**Provided material:**
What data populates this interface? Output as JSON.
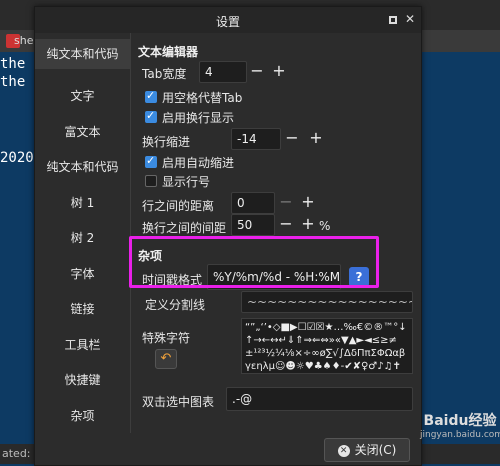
{
  "background": {
    "tab_label": "shel",
    "lines": [
      "the fi",
      "the s",
      "2020"
    ],
    "status_text": "ated: 2"
  },
  "dialog": {
    "title": "设置",
    "close_button": "关闭(C)"
  },
  "sidebar": {
    "items": [
      {
        "label": "纯文本和代码",
        "active": true
      },
      {
        "label": "文字"
      },
      {
        "label": "富文本"
      },
      {
        "label": "纯文本和代码"
      },
      {
        "label": "树 1"
      },
      {
        "label": "树 2"
      },
      {
        "label": "字体"
      },
      {
        "label": "链接"
      },
      {
        "label": "工具栏"
      },
      {
        "label": "快捷键"
      },
      {
        "label": "杂项"
      }
    ]
  },
  "editor": {
    "section_title": "文本编辑器",
    "tab_width_label": "Tab宽度",
    "tab_width_value": "4",
    "use_spaces_label": "用空格代替Tab",
    "use_spaces_checked": true,
    "wrap_label": "启用换行显示",
    "wrap_checked": true,
    "wrap_indent_label": "换行缩进",
    "wrap_indent_value": "-14",
    "auto_indent_label": "启用自动缩进",
    "auto_indent_checked": true,
    "line_numbers_label": "显示行号",
    "line_numbers_checked": false,
    "line_spacing_label": "行之间的距离",
    "line_spacing_value": "0",
    "wrap_spacing_label": "换行之间的间距",
    "wrap_spacing_value": "50",
    "wrap_spacing_unit": "%"
  },
  "misc": {
    "section_title": "杂项",
    "timestamp_label": "时间戳格式",
    "timestamp_value": "%Y/%m/%d - %H:%M",
    "help_button": "?",
    "divider_label": "定义分割线",
    "divider_value": "~~~~~~~~~~~~~~~~~~~~~~~~~~~~~~",
    "special_chars_label": "特殊字符",
    "special_chars_value": "“”„‘’•◇■▶☐☑☒★…‰€©®™°↓↑→←↔↵⇓⇑⇒⇐⇔»«▼▲►◄≤≥≠±¹²³½¼⅛×÷∞ø∑√∫ΔδΠπΣΦΩαβγεηλμ☺☻☼♥♣♠♦-✔✘♀♂♪♫✝",
    "double_click_label": "双击选中图表",
    "double_click_value": ".-@"
  },
  "watermark": {
    "text": "Baidu经验",
    "sub": "jingyan.baidu.com"
  },
  "colors": {
    "accent": "#3b8be0",
    "highlight": "#ea20ea",
    "background": "#0d3a63"
  }
}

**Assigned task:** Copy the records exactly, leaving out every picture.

**Output for this exercise:**
What data populates this interface? Output as JSON.
{
  "background": {
    "tab_label": "shel",
    "lines": [
      "the fi",
      "the s",
      "2020"
    ],
    "status_text": "ated: 2"
  },
  "dialog": {
    "title": "设置",
    "close_button": "关闭(C)"
  },
  "sidebar": {
    "items": [
      {
        "label": "纯文本和代码",
        "active": true
      },
      {
        "label": "文字"
      },
      {
        "label": "富文本"
      },
      {
        "label": "纯文本和代码"
      },
      {
        "label": "树 1"
      },
      {
        "label": "树 2"
      },
      {
        "label": "字体"
      },
      {
        "label": "链接"
      },
      {
        "label": "工具栏"
      },
      {
        "label": "快捷键"
      },
      {
        "label": "杂项"
      }
    ]
  },
  "editor": {
    "section_title": "文本编辑器",
    "tab_width_label": "Tab宽度",
    "tab_width_value": "4",
    "use_spaces_label": "用空格代替Tab",
    "use_spaces_checked": true,
    "wrap_label": "启用换行显示",
    "wrap_checked": true,
    "wrap_indent_label": "换行缩进",
    "wrap_indent_value": "-14",
    "auto_indent_label": "启用自动缩进",
    "auto_indent_checked": true,
    "line_numbers_label": "显示行号",
    "line_numbers_checked": false,
    "line_spacing_label": "行之间的距离",
    "line_spacing_value": "0",
    "wrap_spacing_label": "换行之间的间距",
    "wrap_spacing_value": "50",
    "wrap_spacing_unit": "%"
  },
  "misc": {
    "section_title": "杂项",
    "timestamp_label": "时间戳格式",
    "timestamp_value": "%Y/%m/%d - %H:%M",
    "help_button": "?",
    "divider_label": "定义分割线",
    "divider_value": "~~~~~~~~~~~~~~~~~~~~~~~~~~~~~~",
    "special_chars_label": "特殊字符",
    "special_chars_value": "“”„‘’•◇■▶☐☑☒★…‰€©®™°↓↑→←↔↵⇓⇑⇒⇐⇔»«▼▲►◄≤≥≠±¹²³½¼⅛×÷∞ø∑√∫ΔδΠπΣΦΩαβγεηλμ☺☻☼♥♣♠♦-✔✘♀♂♪♫✝",
    "double_click_label": "双击选中图表",
    "double_click_value": ".-@"
  },
  "watermark": {
    "text": "Baidu经验",
    "sub": "jingyan.baidu.com"
  },
  "colors": {
    "accent": "#3b8be0",
    "highlight": "#ea20ea",
    "background": "#0d3a63"
  }
}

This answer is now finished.